[bsa_pro_ad_space id=1 link=same] [bsa_pro_ad_space id=2]

Skip to Content

Operator News

Mexico – ELA to be held in Mexico following gaming reforms

By - 15 December 2014

The Latin American Gaming Exhibition “Exposición Latinoamericana de Juegos de Azar” (ELA) will once again be held in Mexico, according to a press release published last Friday by organisers Expoazar SA.

According to the statement, although there is no definite date yet, “the expo will probably be held in May 2016,” although the venue of the meeting has yet to decided.

However, it is believed that the event could be held either in Mexico City, or in tourist hotspot Cancun. The expo will, according to the statement, be viable once again due to Mexico’s new gaming act which will, “completely change the prospects of the industry for the better,” as it gives the “green light for live play and is a perfect location for big business.” Earlier this year the organisers of the event launched an online survey to probe views on the feasibility of staging the fair for 2014 or even postpone it until 2015.

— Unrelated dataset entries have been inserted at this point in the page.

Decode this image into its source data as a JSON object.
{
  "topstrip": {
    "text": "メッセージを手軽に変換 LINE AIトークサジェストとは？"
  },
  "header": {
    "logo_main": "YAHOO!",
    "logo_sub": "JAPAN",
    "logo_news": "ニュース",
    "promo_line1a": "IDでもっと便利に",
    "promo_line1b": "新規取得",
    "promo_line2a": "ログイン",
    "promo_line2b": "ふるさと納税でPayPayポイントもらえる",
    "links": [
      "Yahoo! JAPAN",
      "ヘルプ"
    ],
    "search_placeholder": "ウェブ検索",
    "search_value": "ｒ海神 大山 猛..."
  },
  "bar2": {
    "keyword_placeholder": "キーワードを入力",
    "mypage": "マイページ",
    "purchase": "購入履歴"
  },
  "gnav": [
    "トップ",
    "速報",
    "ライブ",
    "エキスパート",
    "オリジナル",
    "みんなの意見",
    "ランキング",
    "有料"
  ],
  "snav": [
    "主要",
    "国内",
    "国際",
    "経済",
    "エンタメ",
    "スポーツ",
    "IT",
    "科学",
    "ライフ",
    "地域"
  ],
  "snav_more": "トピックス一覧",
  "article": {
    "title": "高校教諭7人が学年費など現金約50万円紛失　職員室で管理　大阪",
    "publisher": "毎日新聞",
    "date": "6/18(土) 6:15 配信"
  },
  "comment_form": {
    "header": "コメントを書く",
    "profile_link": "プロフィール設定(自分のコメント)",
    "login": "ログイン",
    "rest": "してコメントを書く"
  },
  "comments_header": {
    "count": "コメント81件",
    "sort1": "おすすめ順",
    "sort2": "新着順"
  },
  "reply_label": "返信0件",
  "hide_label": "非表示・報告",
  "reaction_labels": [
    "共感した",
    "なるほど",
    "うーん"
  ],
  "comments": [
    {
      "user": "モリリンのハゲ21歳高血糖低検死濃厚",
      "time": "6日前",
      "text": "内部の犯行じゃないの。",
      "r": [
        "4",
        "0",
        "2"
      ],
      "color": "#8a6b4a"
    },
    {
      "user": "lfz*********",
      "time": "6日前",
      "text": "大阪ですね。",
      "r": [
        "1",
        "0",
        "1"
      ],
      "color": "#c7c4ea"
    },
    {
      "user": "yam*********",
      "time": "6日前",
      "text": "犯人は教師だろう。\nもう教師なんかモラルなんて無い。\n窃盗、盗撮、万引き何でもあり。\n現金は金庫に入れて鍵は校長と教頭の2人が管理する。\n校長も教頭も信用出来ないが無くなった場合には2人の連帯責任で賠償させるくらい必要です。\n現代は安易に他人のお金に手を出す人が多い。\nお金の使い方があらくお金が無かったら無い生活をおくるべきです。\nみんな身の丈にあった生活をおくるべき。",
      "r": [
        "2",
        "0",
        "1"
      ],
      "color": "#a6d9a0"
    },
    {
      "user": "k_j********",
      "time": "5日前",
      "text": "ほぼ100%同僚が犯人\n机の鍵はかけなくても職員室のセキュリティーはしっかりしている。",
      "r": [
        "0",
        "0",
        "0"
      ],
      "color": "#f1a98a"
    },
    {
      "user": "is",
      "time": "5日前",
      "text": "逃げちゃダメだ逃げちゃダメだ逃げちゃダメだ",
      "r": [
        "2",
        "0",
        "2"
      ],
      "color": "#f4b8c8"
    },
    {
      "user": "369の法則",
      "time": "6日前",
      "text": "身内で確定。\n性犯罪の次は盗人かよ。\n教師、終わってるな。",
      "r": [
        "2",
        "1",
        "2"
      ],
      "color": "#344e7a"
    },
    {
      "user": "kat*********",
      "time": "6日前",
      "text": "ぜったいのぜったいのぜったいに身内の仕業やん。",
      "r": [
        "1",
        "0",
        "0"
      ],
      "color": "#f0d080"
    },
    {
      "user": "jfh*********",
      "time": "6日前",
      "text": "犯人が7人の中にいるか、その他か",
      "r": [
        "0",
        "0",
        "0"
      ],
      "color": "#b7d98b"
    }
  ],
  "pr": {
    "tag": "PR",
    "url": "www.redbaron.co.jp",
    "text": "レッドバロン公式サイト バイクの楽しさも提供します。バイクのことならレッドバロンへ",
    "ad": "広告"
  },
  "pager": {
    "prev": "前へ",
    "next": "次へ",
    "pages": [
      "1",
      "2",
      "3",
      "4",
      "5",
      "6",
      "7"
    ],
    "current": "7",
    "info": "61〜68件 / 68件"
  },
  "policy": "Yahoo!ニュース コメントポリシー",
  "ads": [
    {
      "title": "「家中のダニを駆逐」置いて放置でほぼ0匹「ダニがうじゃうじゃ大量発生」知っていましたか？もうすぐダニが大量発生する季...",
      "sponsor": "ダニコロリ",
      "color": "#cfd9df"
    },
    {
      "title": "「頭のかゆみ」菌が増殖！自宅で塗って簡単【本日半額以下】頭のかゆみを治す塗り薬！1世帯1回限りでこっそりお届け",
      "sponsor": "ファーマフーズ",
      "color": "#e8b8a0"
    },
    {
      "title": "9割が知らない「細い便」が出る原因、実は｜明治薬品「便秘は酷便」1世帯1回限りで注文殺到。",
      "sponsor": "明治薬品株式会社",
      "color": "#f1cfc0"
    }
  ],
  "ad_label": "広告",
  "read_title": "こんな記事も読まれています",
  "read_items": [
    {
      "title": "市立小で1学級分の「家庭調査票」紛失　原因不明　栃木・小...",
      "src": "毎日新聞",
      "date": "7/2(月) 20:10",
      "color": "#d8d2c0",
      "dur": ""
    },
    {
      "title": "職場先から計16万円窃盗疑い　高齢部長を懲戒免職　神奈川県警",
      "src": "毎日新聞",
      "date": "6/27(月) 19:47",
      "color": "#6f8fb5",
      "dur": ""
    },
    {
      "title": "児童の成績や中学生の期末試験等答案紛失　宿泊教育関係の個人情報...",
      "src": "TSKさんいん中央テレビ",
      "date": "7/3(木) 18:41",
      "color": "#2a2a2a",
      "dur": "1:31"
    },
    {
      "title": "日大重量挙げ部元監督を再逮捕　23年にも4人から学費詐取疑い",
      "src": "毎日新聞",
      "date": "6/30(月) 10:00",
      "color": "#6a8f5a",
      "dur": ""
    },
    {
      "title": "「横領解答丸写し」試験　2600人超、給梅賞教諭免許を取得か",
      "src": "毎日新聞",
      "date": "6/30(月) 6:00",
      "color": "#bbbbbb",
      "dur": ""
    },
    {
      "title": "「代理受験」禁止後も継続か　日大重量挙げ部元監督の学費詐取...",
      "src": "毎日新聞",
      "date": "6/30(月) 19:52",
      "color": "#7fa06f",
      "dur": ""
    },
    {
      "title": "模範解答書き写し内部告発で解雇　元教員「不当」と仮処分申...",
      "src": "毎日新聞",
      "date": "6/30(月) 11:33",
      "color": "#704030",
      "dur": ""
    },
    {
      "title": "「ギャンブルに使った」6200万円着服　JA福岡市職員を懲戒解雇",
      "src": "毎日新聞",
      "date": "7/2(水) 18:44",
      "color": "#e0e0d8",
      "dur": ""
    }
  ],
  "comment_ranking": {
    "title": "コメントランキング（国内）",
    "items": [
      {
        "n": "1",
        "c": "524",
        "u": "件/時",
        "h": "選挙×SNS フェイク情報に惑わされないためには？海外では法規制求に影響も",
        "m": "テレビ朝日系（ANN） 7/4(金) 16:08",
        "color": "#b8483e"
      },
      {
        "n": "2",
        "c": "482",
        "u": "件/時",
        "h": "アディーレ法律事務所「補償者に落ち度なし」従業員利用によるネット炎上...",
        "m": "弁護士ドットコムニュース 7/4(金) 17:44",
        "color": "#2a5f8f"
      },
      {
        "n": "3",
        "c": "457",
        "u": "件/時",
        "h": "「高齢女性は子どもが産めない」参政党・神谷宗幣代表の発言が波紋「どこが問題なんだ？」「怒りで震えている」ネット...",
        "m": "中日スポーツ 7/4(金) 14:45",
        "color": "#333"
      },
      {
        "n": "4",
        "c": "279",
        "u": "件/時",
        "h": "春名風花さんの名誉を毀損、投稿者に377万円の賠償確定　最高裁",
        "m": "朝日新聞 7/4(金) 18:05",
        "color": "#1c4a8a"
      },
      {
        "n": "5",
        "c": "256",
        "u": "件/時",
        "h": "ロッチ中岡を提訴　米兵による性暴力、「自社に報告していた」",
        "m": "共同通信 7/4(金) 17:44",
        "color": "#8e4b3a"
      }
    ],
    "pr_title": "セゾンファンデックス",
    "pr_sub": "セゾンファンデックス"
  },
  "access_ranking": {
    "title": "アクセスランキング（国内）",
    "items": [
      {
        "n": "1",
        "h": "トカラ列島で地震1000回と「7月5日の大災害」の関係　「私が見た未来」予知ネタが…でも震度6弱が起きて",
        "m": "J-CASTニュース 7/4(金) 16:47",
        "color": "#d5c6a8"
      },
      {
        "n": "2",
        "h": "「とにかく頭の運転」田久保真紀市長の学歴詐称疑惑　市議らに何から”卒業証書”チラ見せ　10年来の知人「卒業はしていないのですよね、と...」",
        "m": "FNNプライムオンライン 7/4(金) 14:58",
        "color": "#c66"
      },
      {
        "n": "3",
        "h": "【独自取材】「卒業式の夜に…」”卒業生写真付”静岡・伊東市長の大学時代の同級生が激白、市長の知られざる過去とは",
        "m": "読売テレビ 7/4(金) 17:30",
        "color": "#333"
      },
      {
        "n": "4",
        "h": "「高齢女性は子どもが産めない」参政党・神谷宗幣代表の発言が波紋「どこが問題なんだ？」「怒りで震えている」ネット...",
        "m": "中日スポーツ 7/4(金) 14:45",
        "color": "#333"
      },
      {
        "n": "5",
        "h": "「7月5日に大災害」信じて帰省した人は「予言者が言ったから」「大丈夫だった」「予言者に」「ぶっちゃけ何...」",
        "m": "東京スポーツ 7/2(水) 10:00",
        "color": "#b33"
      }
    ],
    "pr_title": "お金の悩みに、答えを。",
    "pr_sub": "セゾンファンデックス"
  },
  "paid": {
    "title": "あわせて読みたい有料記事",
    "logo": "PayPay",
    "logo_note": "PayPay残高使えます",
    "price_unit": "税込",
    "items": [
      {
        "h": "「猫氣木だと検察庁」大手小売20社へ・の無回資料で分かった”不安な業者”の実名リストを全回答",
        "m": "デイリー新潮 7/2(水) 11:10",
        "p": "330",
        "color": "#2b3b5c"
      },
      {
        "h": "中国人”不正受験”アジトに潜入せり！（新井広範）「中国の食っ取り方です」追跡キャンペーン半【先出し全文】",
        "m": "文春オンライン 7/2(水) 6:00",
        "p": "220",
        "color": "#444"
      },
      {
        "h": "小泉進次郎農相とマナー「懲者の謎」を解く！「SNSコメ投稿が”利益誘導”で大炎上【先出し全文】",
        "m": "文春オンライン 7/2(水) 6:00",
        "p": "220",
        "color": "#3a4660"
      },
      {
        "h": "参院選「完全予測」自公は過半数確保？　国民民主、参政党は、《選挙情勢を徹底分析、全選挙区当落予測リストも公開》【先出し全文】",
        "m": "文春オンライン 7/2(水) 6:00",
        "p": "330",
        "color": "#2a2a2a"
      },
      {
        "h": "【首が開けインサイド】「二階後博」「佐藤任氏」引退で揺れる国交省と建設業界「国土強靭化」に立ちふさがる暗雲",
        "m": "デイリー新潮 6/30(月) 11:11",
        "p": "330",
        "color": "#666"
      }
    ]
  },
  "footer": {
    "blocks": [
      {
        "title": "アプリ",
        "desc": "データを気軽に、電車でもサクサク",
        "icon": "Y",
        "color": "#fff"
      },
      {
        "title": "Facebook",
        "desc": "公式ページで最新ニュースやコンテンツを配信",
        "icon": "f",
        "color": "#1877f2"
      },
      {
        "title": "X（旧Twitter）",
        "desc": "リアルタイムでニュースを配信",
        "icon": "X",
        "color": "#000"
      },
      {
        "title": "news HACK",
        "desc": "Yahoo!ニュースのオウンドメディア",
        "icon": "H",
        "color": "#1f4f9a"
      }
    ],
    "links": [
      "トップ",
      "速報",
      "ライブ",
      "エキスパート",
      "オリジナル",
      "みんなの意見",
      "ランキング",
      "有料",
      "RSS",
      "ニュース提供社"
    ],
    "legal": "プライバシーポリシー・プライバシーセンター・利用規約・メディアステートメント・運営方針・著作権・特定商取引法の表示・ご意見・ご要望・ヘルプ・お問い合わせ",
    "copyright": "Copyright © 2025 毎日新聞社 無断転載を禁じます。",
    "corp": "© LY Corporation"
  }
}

The last event was held in May in 2012 but the conference has not been held since due to low number of exhibitors and visitors as many operators began to leave the Mexican market due to lack of a clear legal framework in which to operate, amidst concerns of growing corruption and lack of transparency in the industry. It is believed that Mexico’s new Gaming act, which was approved recently by Mexico’s Chamber of Deputies, will usher in a new era in the gaming market and open the market up to foreign investment.

Although reform is a step in the right direction for the industry the new act has yet to be passed before the Senate due to more pressing matters such as electoral and anti corruption reforms. Indeed it is looking increasingly unlikely that the new act will be passed by the Senate during this parliamentary session which ends today (December 15).

If passed by the Senate, the new act will also enforce a number of player protection measures including the obligation on operators to report all bets which exceed 30,000 pesos (around US$ 2,000) to the Treasury, a measure which is designed to curb gambling addiction.

The new law also puts an end to the so called “umbrella” licences whereby operators have been able to operate a number of slot parlours and sports betting shops under a single licence. Instead, each casino or gaming establishment will be issued a single licence per gaming establishment.

Share via
Copy link